After finishing up a business trip to New York for a deposition, a South Carolina attorney decided to take an earlier plane home today before predicted bad weather arrived. But the seemingly sensible decision put him on a life-and-death plane ride, as the US Airways flight crash-landed into the Hudson River shortly after takeoff.
Miraculously, it appears that all of those aboard the jet, including attorney Mike Nunn, survived the crash-landing, which made international headlines. The Aiken, Bridges, Nunn, Elliott & Tyler litigation partner says he got wet and may have suffered some frostbite in the frigid weather, but is otherwise fine, another partner at his law firm, Glenn Elliott, told the Florence, S.C., Morning News.
The safe landing is being hailed as an almost incredible feat of aviation: "The fact that passengers were able to walk off of that airplane and wait on the wing for rescuers to arrive is remarkable. It's amazing," aviation consultant Tommy McFall tells the Wall Street Journal.
Nearby ferries helped prevent a tragedy by immediately moving in to rescue passengers, according to a WXIA roundup of news coverage about the plane crash. A flock of birds colliding with both engines apparently may have caused the plane to crash by fouling its engines soon after it took off from New York's LaGuardia Airport.
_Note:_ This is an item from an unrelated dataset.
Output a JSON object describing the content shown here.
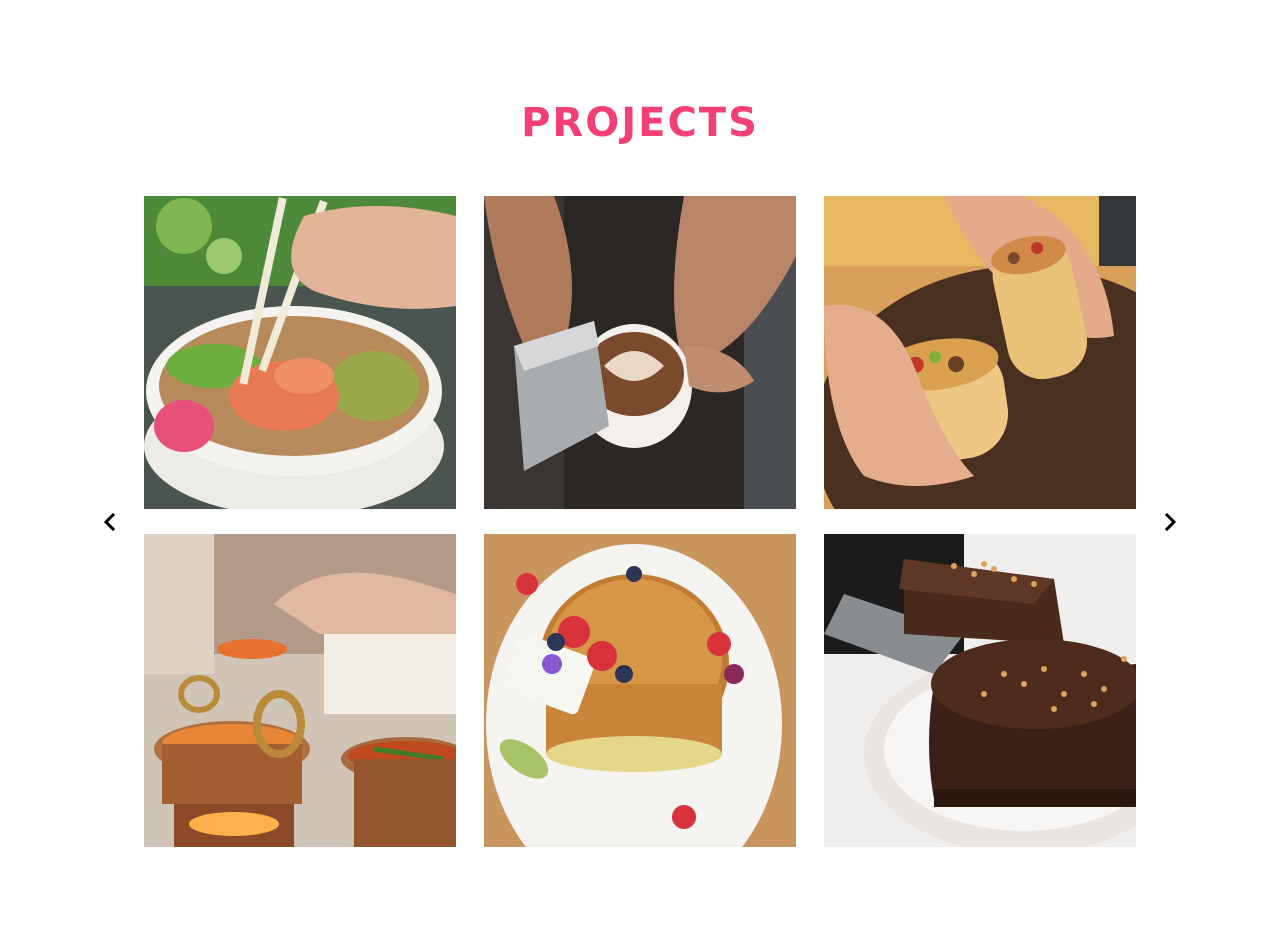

After climbing out onto the wings of the jet, as it initially floated on the river before sinking deeper, passengers were quickly rescued. Many wound up at Arthur's Landing, a nearby steak-and-seafood restaurant along the shoreline in Weehawken, N.J., recounts the Wall Street Journal in an earlier article. "One male passenger requested a Scotch and was promptly served," the newspaper notes, and passengers donned restaurant attire in order to have dry clothing to wear. However, another man reportedly refused to take off his wet shirt, saying it was his lucky shirt.
As Nunn and his fellow passengers were bracing themselves inside the plane after a loud bang and a pilot's warning that they were going down, general counsel Michael Fricklas of Viacom Inc. happened to be watching from his 52nd floor office. The low-flying jet caught the media company lawyer's attention; he had seen another low-flying commercial plane over the river in 2001, just before it crashed into the World Trade Center on 9/11, the WSJ article reports.
"The plane was moving very slowly and low, traveling south along the Hudson River. It looked like it was gliding at that point," Fricklas says of today's US Airways jet. "It was flying very evenly and looked like it was coming in for landing. When it hit the river, there was a spray of water and it quickly pivoted sideways. The current was strong. It took less than five minutes for the ferry boats to get out there. Perhaps 10 to 15 minutes for the emergency vehicles and helicopters."
News accounts provide differing tallies of the total number of people on the Airbus 320 flight, but it appears that around 150 were aboard.
Washington Post: "US Airways Plane Goes Down in Hudson River"
Bay Area News Group: "Danville pilot safely lands crippled US Airways plane on Hudson River"
Reuters: "U.S. Airways crash not terror related"